So, when you look at how much money you make, there are two terms you want to pay really close attention to. Number one is gross income. That's what you earned before any deductions. This is also what the advertised salary for your job is going to be. But net income, also known as take home pay, is, well, what you're actually taking home after all the taxes, deductions and other withholdings. Carl?
AZUZ: So Ben, what exactly is being taken out of our paychecks?
TINKER: Well, the biggest chunk of your paycheck is going to FICA, which stands for the Federal Insurance Contributions Act. And that goes to fund things like Social Security and Medicare. But, you won't be needing these things for a really long time, of course. The government, though, needs that constant flow of money from all taxpayers to churn it back out to those who have aged into those programs.
You might also be losing out some wages to state income taxes, which go to pay for things like government workers and government projects. Your job might require you to pitch into insurance coverage. And last but not least, though this may be a few years down the line, retirement savings.
Carl, the nice thing about it is that you actually get to set aside money on a pre-tax basis, which'll bolster your savings in the long run. Unfortunately, that paycheck is just so much more than a check. Lots of itemized deductions and money coming out, but still lots left over to go in to your pocket. Carl?
Teacher Appreciation Week

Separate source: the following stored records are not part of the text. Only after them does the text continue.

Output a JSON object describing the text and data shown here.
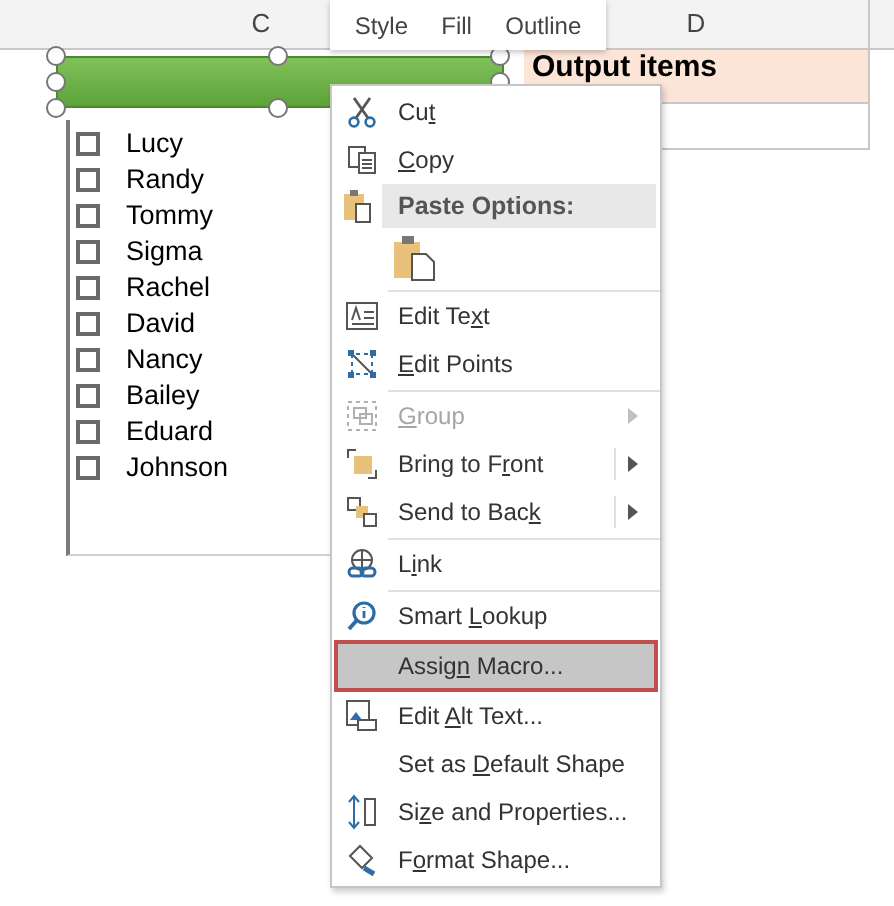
{
  "mini_toolbar": {
    "tabs": [
      {
        "label": "Style",
        "selected": false
      },
      {
        "label": "Fill",
        "selected": false
      },
      {
        "label": "Outline",
        "selected": false
      }
    ]
  },
  "sheet": {
    "columns": [
      "C",
      "D"
    ],
    "output_header": "Output items"
  },
  "list_box": {
    "items": [
      {
        "label": "Lucy",
        "checked": false
      },
      {
        "label": "Randy",
        "checked": false
      },
      {
        "label": "Tommy",
        "checked": false
      },
      {
        "label": "Sigma",
        "checked": false
      },
      {
        "label": "Rachel",
        "checked": false
      },
      {
        "label": "David",
        "checked": false
      },
      {
        "label": "Nancy",
        "checked": false
      },
      {
        "label": "Bailey",
        "checked": false
      },
      {
        "label": "Eduard",
        "checked": false
      },
      {
        "label": "Johnson",
        "checked": false
      }
    ]
  },
  "context_menu": {
    "items": [
      {
        "kind": "item",
        "label": {
          "pre": "Cu",
          "key": "t"
        },
        "disabled": false,
        "selected": false,
        "submenu": false
      },
      {
        "kind": "item",
        "label": {
          "key": "C",
          "post": "opy"
        },
        "disabled": false,
        "selected": false,
        "submenu": false
      },
      {
        "kind": "header",
        "label": "Paste Options:"
      },
      {
        "kind": "paste"
      },
      {
        "kind": "separator"
      },
      {
        "kind": "item",
        "label": {
          "pre": "Edit Te",
          "key": "x",
          "post": "t"
        },
        "disabled": false,
        "selected": false,
        "submenu": false
      },
      {
        "kind": "item",
        "label": {
          "key": "E",
          "post": "dit Points"
        },
        "disabled": false,
        "selected": false,
        "submenu": false
      },
      {
        "kind": "separator"
      },
      {
        "kind": "item",
        "label": {
          "key": "G",
          "post": "roup"
        },
        "disabled": true,
        "selected": false,
        "submenu": true
      },
      {
        "kind": "item",
        "label": {
          "pre": "Bring to F",
          "key": "r",
          "post": "ont"
        },
        "disabled": false,
        "selected": false,
        "submenu": true
      },
      {
        "kind": "item",
        "label": {
          "pre": "Send to Bac",
          "key": "k"
        },
        "disabled": false,
        "selected": false,
        "submenu": true
      },
      {
        "kind": "separator"
      },
      {
        "kind": "item",
        "label": {
          "pre": "L",
          "key": "i",
          "post": "nk"
        },
        "disabled": false,
        "selected": false,
        "submenu": false
      },
      {
        "kind": "separator"
      },
      {
        "kind": "item",
        "label": {
          "pre": "Smart ",
          "key": "L",
          "post": "ookup"
        },
        "disabled": false,
        "selected": false,
        "submenu": false
      },
      {
        "kind": "item",
        "label": {
          "pre": "Assig",
          "key": "n",
          "post": " Macro..."
        },
        "disabled": false,
        "selected": true,
        "submenu": false
      },
      {
        "kind": "item",
        "label": {
          "pre": "Edit ",
          "key": "A",
          "post": "lt Text..."
        },
        "disabled": false,
        "selected": false,
        "submenu": false
      },
      {
        "kind": "item",
        "label": {
          "pre": "Set as ",
          "key": "D",
          "post": "efault Shape"
        },
        "disabled": false,
        "selected": false,
        "submenu": false
      },
      {
        "kind": "item",
        "label": {
          "pre": "Si",
          "key": "z",
          "post": "e and Properties..."
        },
        "disabled": false,
        "selected": false,
        "submenu": false
      },
      {
        "kind": "item",
        "label": {
          "pre": "F",
          "key": "o",
          "post": "rmat Shape..."
        },
        "disabled": false,
        "selected": false,
        "submenu": false
      }
    ]
  }
}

AZUZ: This video was recorded on a smartphone. It's one way you could record your own message to your favorite teachers. Just say why you appreciate them. Then head to the Spotlight section at CNNStudentNews.com, and click "iReport: Teacher Appreciation Week." And then look for our email as a follow-up! You only have a couple days to do this -- Teacher Appreciation Week is next week -- so we want you to get on it and get crackin'!
Before We Go
AZUZ: Before we go, the British royal wedding isn't until Friday. I know a lot of you are really excited. You can get a sneak preview thanks to the folks at LEGO. They've set a complete replica up of the royal event. Prince William and Kate Middleton up at the alter. A full seating arrangement you see there for the guests at Westminster Abbey. You just gotta remember, this is a little smaller than the real version, a lot less expensive. And of course, the whole royal family is in attendance for the big day.
AZUZ: A LEGO replica, though? Just sounds a little like child's play. Is it the best royal-related gimmick we've seen? Certainly creative, but we're not married to it. We don't want to be a wed blanket on all of the marriage fun, though, so we're just gonna vow not to make any more puns for today. But there will be some tomorrow, for better or for worse. For CNN Student News, I'm Carl Azuz. We'll see you then!